U.S. hotel profits, excluding operating expenses, per room in February hit their highest level since the coronavirus outbreak, according to hotel market research firm STR. And five-star hotels and resorts appear to be the main beneficiaries.
The trend aligns with recent spikes in the purchase of airline tickets. American Airlines recently said that its bookings are at 90% of pre-pandemic averages. And last week, Delta became the last airline to announce plans to stop blocking middle seats on flights—a policy introduced during the pandemic—to accommodate more passengers per flight.
But hotels and resorts are likely seeing a much bigger bump than the airlines, Harteveldt said. Pre-pandemic, the number of leisure stays at hotels outnumbered the number of leisure flights, with 55% of U.S. adults taking one flight per year compared to 80% who stay at a hotel, Atmosphere Research shows. But since the outbreak of the coronavirus, even more people have been willing to take road trips to and book stays at hotels, resorts, or with home-rental services like Airbnb.
Because of the rising demand, hotels in popular vacation spots like Hawaii and Mexico have been able to charge more than they did even pre-pandemic, Harteveldt said. And nearly all travel is being driven by leisure trips instead of business.
“When we think about a weekend getaway…we tend to want to indulge ourselves,” he said. “And a lot of people saved their money during the pandemic.”
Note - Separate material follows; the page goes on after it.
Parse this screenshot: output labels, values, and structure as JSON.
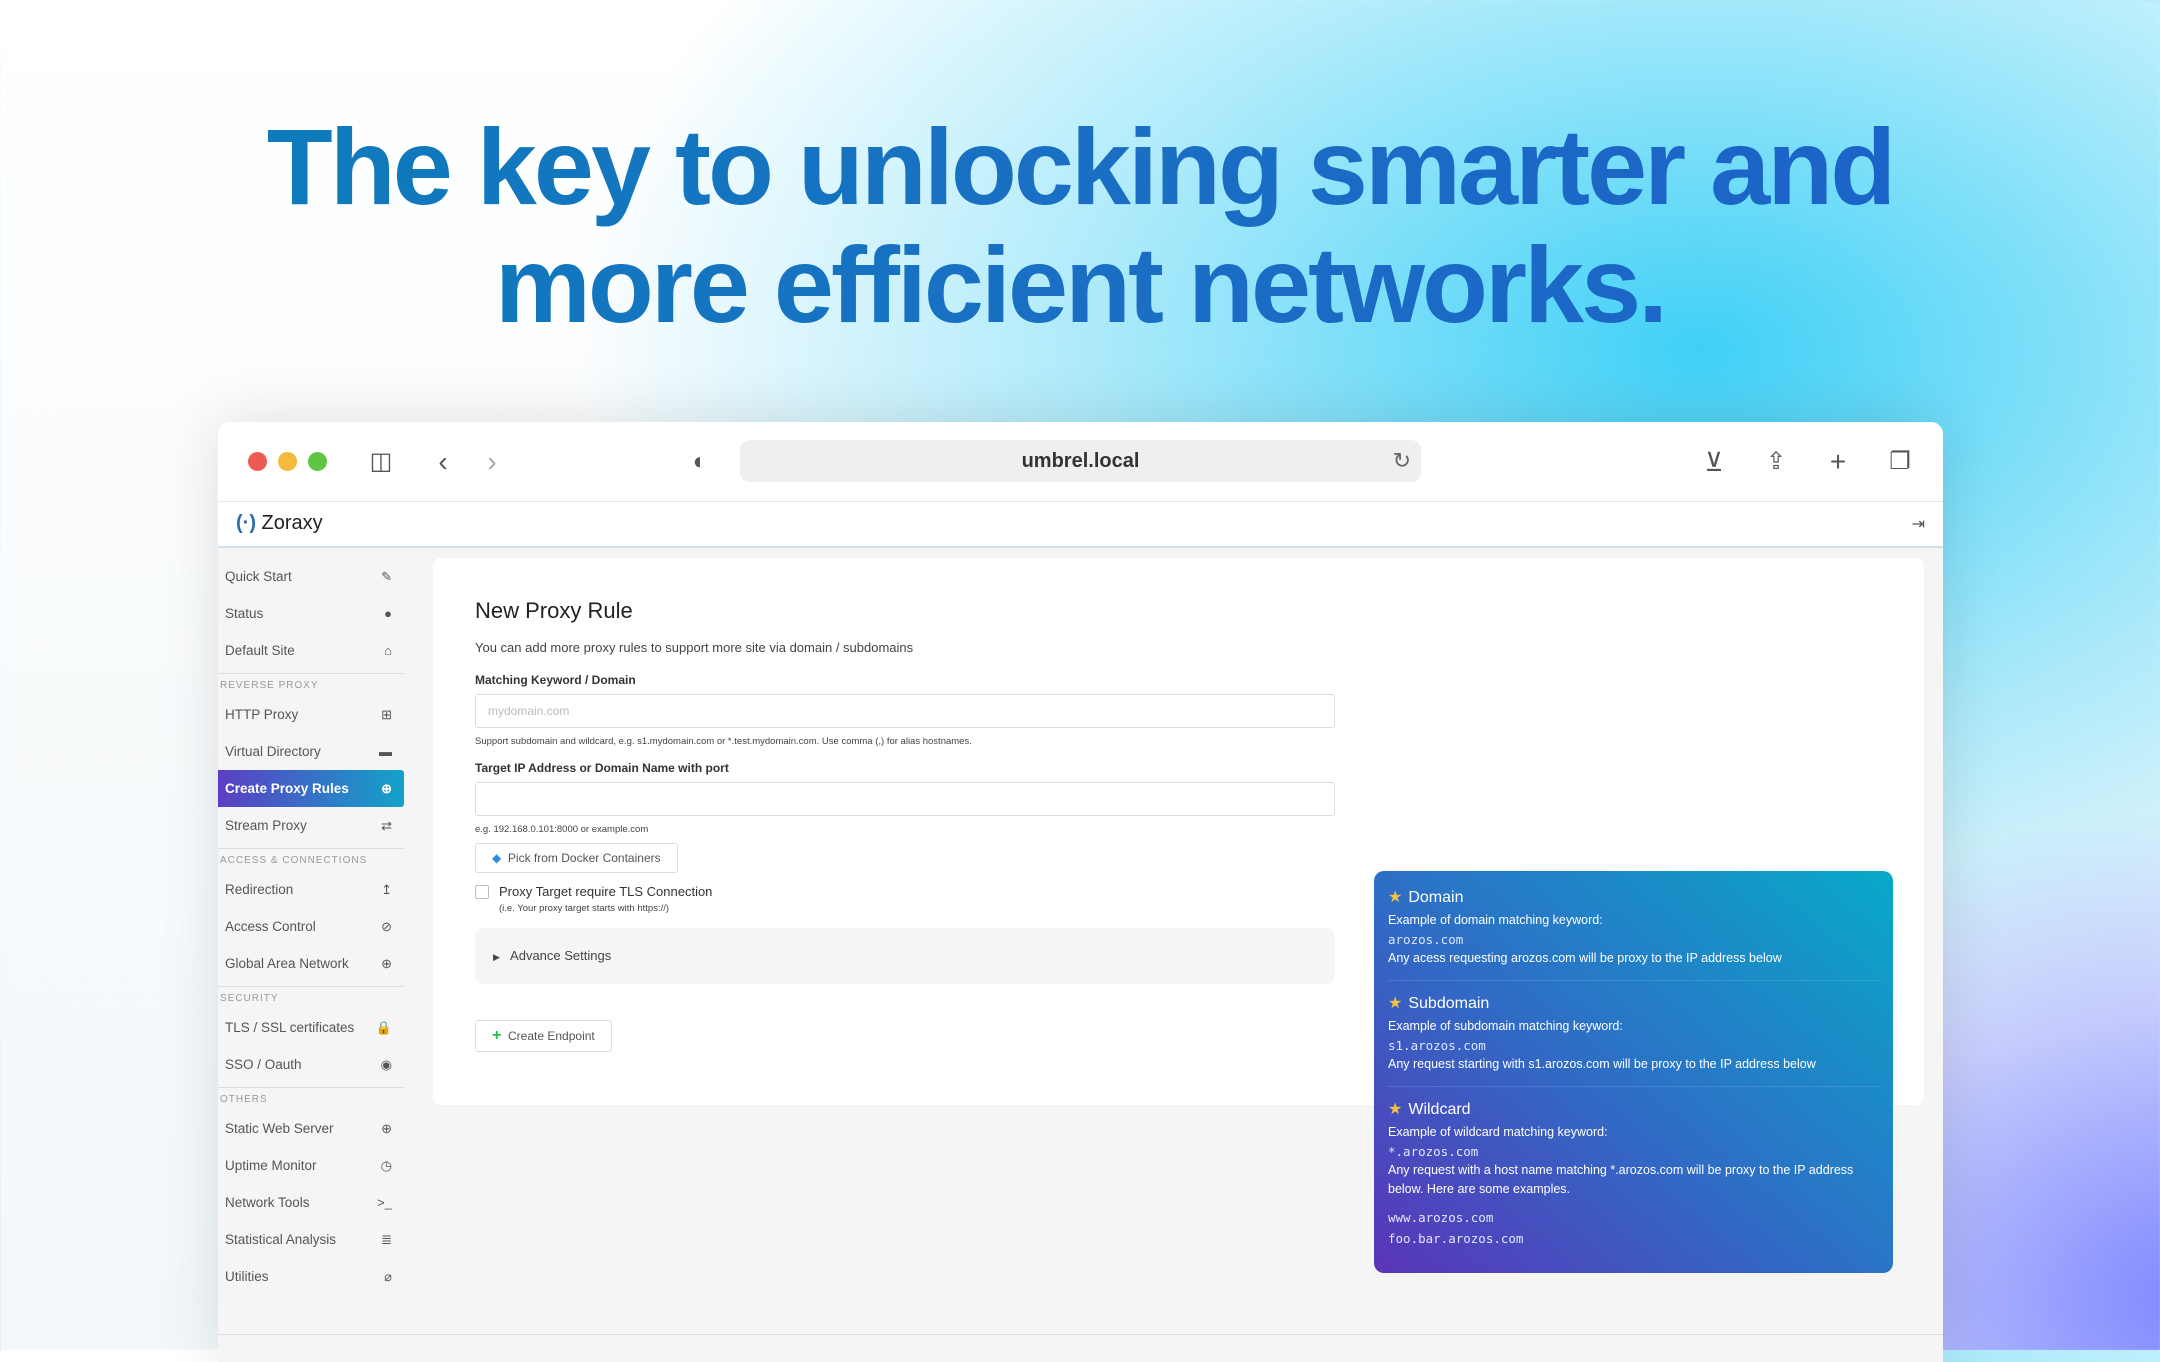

Harteveldt said he expects the surge in leisure travel to continue as more cities loosen their restrictions. He also expects business travel to kick up in the fall, but not return to pre-pandemic for at least a couple of years.